**Try it**
The whole of the data is to be reproduced exactly.

The records below:

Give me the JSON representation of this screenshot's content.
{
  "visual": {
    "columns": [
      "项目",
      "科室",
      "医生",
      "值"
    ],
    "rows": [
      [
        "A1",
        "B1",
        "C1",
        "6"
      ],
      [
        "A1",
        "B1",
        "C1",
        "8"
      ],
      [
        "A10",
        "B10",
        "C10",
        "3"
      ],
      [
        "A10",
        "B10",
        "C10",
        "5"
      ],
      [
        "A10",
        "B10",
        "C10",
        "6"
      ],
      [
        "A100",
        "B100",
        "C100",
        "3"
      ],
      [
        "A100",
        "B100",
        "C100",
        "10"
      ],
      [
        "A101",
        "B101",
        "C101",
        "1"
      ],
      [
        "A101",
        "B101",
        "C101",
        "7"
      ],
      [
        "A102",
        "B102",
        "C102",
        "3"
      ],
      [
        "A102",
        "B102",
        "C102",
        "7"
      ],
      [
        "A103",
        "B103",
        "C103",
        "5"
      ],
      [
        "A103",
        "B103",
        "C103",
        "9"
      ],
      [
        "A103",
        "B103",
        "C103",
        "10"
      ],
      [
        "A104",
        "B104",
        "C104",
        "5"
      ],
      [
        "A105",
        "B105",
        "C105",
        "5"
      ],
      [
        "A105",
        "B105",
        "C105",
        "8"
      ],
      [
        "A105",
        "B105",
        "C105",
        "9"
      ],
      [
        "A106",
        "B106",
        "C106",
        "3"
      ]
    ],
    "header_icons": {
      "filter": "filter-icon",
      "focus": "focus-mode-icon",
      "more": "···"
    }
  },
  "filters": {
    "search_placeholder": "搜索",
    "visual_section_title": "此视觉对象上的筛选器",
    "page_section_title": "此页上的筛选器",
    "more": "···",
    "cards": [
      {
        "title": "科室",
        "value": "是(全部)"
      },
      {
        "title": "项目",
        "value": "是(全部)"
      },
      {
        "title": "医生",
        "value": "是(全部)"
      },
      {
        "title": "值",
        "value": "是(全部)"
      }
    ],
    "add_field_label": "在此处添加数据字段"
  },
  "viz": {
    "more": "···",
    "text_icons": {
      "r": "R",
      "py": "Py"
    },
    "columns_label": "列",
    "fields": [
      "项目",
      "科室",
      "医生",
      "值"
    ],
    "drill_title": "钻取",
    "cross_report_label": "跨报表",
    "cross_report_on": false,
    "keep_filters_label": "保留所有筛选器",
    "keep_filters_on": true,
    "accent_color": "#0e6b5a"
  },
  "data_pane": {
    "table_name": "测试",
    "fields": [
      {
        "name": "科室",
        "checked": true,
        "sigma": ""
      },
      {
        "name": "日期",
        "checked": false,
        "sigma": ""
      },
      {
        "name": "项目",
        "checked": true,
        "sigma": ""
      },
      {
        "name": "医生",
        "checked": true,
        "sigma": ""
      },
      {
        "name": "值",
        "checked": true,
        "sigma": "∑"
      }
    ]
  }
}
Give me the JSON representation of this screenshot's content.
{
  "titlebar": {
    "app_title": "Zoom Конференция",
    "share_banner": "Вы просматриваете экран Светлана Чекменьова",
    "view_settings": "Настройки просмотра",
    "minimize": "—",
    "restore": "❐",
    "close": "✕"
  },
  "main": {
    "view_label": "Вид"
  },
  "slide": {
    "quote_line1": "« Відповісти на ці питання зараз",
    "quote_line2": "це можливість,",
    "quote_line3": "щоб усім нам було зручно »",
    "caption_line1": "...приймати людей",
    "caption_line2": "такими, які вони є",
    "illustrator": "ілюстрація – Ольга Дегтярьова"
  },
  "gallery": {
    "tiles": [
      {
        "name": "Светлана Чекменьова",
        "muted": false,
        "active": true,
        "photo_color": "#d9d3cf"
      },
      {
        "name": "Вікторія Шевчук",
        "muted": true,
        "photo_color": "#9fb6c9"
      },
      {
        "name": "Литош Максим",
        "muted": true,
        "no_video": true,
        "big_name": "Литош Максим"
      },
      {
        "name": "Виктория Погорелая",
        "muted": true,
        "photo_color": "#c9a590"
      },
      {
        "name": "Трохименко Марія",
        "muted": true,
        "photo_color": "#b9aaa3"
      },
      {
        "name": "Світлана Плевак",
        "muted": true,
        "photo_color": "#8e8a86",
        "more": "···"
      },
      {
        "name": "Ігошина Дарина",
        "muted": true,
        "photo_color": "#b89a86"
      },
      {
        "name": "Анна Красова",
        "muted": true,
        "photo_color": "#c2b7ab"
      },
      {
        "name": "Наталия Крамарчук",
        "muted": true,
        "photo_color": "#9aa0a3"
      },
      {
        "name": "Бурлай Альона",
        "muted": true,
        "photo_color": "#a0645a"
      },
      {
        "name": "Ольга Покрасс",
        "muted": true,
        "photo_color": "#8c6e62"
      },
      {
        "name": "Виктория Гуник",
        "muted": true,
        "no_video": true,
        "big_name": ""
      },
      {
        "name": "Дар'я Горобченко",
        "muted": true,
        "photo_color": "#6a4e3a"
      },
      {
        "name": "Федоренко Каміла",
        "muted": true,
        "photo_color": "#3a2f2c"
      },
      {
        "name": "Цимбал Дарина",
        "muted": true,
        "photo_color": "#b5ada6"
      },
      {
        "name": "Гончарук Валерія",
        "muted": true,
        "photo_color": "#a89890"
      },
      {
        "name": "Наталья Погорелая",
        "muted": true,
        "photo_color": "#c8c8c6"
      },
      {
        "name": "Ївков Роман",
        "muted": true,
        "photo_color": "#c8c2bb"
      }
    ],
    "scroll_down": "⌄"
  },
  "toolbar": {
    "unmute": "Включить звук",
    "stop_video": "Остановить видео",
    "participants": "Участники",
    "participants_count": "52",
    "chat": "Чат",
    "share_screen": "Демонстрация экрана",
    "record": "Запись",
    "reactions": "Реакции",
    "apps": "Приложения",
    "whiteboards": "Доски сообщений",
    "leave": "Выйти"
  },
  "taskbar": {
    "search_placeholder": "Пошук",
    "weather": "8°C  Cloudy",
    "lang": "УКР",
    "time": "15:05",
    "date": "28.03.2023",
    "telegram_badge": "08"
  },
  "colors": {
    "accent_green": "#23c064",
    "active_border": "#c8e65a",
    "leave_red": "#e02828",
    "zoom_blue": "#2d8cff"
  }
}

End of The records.

**Written response**
Give me the JSON representation of this screenshot's content.
{
  "visual": {
    "columns": [
      "项目",
      "科室",
      "医生",
      "值"
    ],
    "rows": [
      [
        "A1",
        "B1",
        "C1",
        "6"
      ],
      [
        "A1",
        "B1",
        "C1",
        "8"
      ],
      [
        "A10",
        "B10",
        "C10",
        "3"
      ],
      [
        "A10",
        "B10",
        "C10",
        "5"
      ],
      [
        "A10",
        "B10",
        "C10",
        "6"
      ],
      [
        "A100",
        "B100",
        "C100",
        "3"
      ],
      [
        "A100",
        "B100",
        "C100",
        "10"
      ],
      [
        "A101",
        "B101",
        "C101",
        "1"
      ],
      [
        "A101",
        "B101",
        "C101",
        "7"
      ],
      [
        "A102",
        "B102",
        "C102",
        "3"
      ],
      [
        "A102",
        "B102",
        "C102",
        "7"
      ],
      [
        "A103",
        "B103",
        "C103",
        "5"
      ],
      [
        "A103",
        "B103",
        "C103",
        "9"
      ],
      [
        "A103",
        "B103",
        "C103",
        "10"
      ],
      [
        "A104",
        "B104",
        "C104",
        "5"
      ],
      [
        "A105",
        "B105",
        "C105",
        "5"
      ],
      [
        "A105",
        "B105",
        "C105",
        "8"
      ],
      [
        "A105",
        "B105",
        "C105",
        "9"
      ],
      [
        "A106",
        "B106",
        "C106",
        "3"
      ]
    ],
    "header_icons": {
      "filter": "filter-icon",
      "focus": "focus-mode-icon",
      "more": "···"
    }
  },
  "filters": {
    "search_placeholder": "搜索",
    "visual_section_title": "此视觉对象上的筛选器",
    "page_section_title": "此页上的筛选器",
    "more": "···",
    "cards": [
      {
        "title": "科室",
        "value": "是(全部)"
      },
      {
        "title": "项目",
        "value": "是(全部)"
      },
      {
        "title": "医生",
        "value": "是(全部)"
      },
      {
        "title": "值",
        "value": "是(全部)"
      }
    ],
    "add_field_label": "在此处添加数据字段"
  },
  "viz": {
    "more": "···",
    "text_icons": {
      "r": "R",
      "py": "Py"
    },
    "columns_label": "列",
    "fields": [
      "项目",
      "科室",
      "医生",
      "值"
    ],
    "drill_title": "钻取",
    "cross_report_label": "跨报表",
    "cross_report_on": false,
    "keep_filters_label": "保留所有筛选器",
    "keep_filters_on": true,
    "accent_color": "#0e6b5a"
  },
  "data_pane": {
    "table_name": "测试",
    "fields": [
      {
        "name": "科室",
        "checked": true,
        "sigma": ""
      },
      {
        "name": "日期",
        "checked": false,
        "sigma": ""
      },
      {
        "name": "项目",
        "checked": true,
        "sigma": ""
      },
      {
        "name": "医生",
        "checked": true,
        "sigma": ""
      },
      {
        "name": "值",
        "checked": true,
        "sigma": "∑"
      }
    ]
  }
}
Give me the JSON representation of this screenshot's content.
{
  "titlebar": {
    "app_title": "Zoom Конференция",
    "share_banner": "Вы просматриваете экран Светлана Чекменьова",
    "view_settings": "Настройки просмотра",
    "minimize": "—",
    "restore": "❐",
    "close": "✕"
  },
  "main": {
    "view_label": "Вид"
  },
  "slide": {
    "quote_line1": "« Відповісти на ці питання зараз",
    "quote_line2": "це можливість,",
    "quote_line3": "щоб усім нам було зручно »",
    "caption_line1": "...приймати людей",
    "caption_line2": "такими, які вони є",
    "illustrator": "ілюстрація – Ольга Дегтярьова"
  },
  "gallery": {
    "tiles": [
      {
        "name": "Светлана Чекменьова",
        "muted": false,
        "active": true,
        "photo_color": "#d9d3cf"
      },
      {
        "name": "Вікторія Шевчук",
        "muted": true,
        "photo_color": "#9fb6c9"
      },
      {
        "name": "Литош Максим",
        "muted": true,
        "no_video": true,
        "big_name": "Литош Максим"
      },
      {
        "name": "Виктория Погорелая",
        "muted": true,
        "photo_color": "#c9a590"
      },
      {
        "name": "Трохименко Марія",
        "muted": true,
        "photo_color": "#b9aaa3"
      },
      {
        "name": "Світлана Плевак",
        "muted": true,
        "photo_color": "#8e8a86",
        "more": "···"
      },
      {
        "name": "Ігошина Дарина",
        "muted": true,
        "photo_color": "#b89a86"
      },
      {
        "name": "Анна Красова",
        "muted": true,
        "photo_color": "#c2b7ab"
      },
      {
        "name": "Наталия Крамарчук",
        "muted": true,
        "photo_color": "#9aa0a3"
      },
      {
        "name": "Бурлай Альона",
        "muted": true,
        "photo_color": "#a0645a"
      },
      {
        "name": "Ольга Покрасс",
        "muted": true,
        "photo_color": "#8c6e62"
      },
      {
        "name": "Виктория Гуник",
        "muted": true,
        "no_video": true,
        "big_name": ""
      },
      {
        "name": "Дар'я Горобченко",
        "muted": true,
        "photo_color": "#6a4e3a"
      },
      {
        "name": "Федоренко Каміла",
        "muted": true,
        "photo_color": "#3a2f2c"
      },
      {
        "name": "Цимбал Дарина",
        "muted": true,
        "photo_color": "#b5ada6"
      },
      {
        "name": "Гончарук Валерія",
        "muted": true,
        "photo_color": "#a89890"
      },
      {
        "name": "Наталья Погорелая",
        "muted": true,
        "photo_color": "#c8c8c6"
      },
      {
        "name": "Ївков Роман",
        "muted": true,
        "photo_color": "#c8c2bb"
      }
    ],
    "scroll_down": "⌄"
  },
  "toolbar": {
    "unmute": "Включить звук",
    "stop_video": "Остановить видео",
    "participants": "Участники",
    "participants_count": "52",
    "chat": "Чат",
    "share_screen": "Демонстрация экрана",
    "record": "Запись",
    "reactions": "Реакции",
    "apps": "Приложения",
    "whiteboards": "Доски сообщений",
    "leave": "Выйти"
  },
  "taskbar": {
    "search_placeholder": "Пошук",
    "weather": "8°C  Cloudy",
    "lang": "УКР",
    "time": "15:05",
    "date": "28.03.2023",
    "telegram_badge": "08"
  },
  "colors": {
    "accent_green": "#23c064",
    "active_border": "#c8e65a",
    "leave_red": "#e02828",
    "zoom_blue": "#2d8cff"
  }
}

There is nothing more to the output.